Personal Finance Terms & Definitions
Debt to Income Ratio: The total amount of debt divided by gross monthly income. Lenders use your debt to income ratio to determine your ability to manage payments on the amount of money you have borrowed.
Individual Retirement Account (IRA): An investment vehicle that allows you to save for retirement. There are two types of IRA’s — Traditional and Roth IRA.
- A Traditional IRA is a tax-deferred investment account, where you only pay taxes when you withdraw at retirement.
- A Roth IRA is not a tax deferred account. Savings are contributed after tax and your money grows tax-free.
Savings Account: An account held at a bank that accrues interest.
Credit Score: A numerical summary that creditors use to determine a person’s creditworthiness. The most common type of credit score is known as a FICO (Fair Isaac Corporation) credit score.
401k: An employer-sponsored retirement plan where contributions are made from an individual’s paycheck before taxes.
Credit Utilization Ratio: Calculated by dividing the total amount of credit borrowed by the total amount of credit available on all lines of credit.
Interest Rate: The amount charged to borrowers on loans or lines of credit. This number is calculated as a percentage of the total amount borrowed (principal).
Principal: The initial amount borrowed.
Term Life Insurance: Payment of a death benefit for the insured if death occurs during the term specified in the policy.
Compound Interest: Interest added to the principal balance and any accumulated interested.
Annual Percentage Rate (APR): The amount of interest paid on the total amount borrowed annually.

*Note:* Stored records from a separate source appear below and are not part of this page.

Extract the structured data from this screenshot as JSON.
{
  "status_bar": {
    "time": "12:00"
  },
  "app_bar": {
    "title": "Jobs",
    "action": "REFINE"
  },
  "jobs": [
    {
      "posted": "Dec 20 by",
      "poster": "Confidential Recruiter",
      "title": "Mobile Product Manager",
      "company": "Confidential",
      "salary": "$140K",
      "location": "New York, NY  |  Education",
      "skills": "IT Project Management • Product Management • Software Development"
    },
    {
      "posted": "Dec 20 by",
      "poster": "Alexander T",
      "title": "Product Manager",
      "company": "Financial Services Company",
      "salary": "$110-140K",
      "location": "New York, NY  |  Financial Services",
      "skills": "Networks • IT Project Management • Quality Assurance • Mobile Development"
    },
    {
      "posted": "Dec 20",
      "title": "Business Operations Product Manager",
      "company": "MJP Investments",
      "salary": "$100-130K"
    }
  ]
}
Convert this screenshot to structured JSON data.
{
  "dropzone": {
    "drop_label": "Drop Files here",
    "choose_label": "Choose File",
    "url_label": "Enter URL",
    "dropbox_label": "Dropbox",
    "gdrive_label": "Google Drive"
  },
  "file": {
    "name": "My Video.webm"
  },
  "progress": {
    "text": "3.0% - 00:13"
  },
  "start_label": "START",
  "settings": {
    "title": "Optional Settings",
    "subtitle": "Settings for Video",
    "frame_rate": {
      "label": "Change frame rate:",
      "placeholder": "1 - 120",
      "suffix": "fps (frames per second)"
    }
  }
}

Disability Insurance: A policy that replaces a certain percentage of your income in the event of you being unable to work due to a disability covered in the policy.
Net Worth: Calculated by subtracting your total liabilities (debt) from the total amount of assets you have. If you own a home outright and have no mortgage, this is an asset. You would subtract your total debt owed from the value of your asset.
Homeowners Insurance: Provides coverage for damage that may occur against property and also provides liability coverage for personal injury and damages to other’s property.
Renters Insurance: Provides coverage for the protection of a tenant’s property. This type of coverage protects against fire, theft, and vandalism. It also provides liability protection; however, it does not protect the dwelling or building.
Health Savings Account: A type of savings account used in conjunction with a high-deductible health plan. With this account, you are allowed to save money tax-free to use for medical expenses.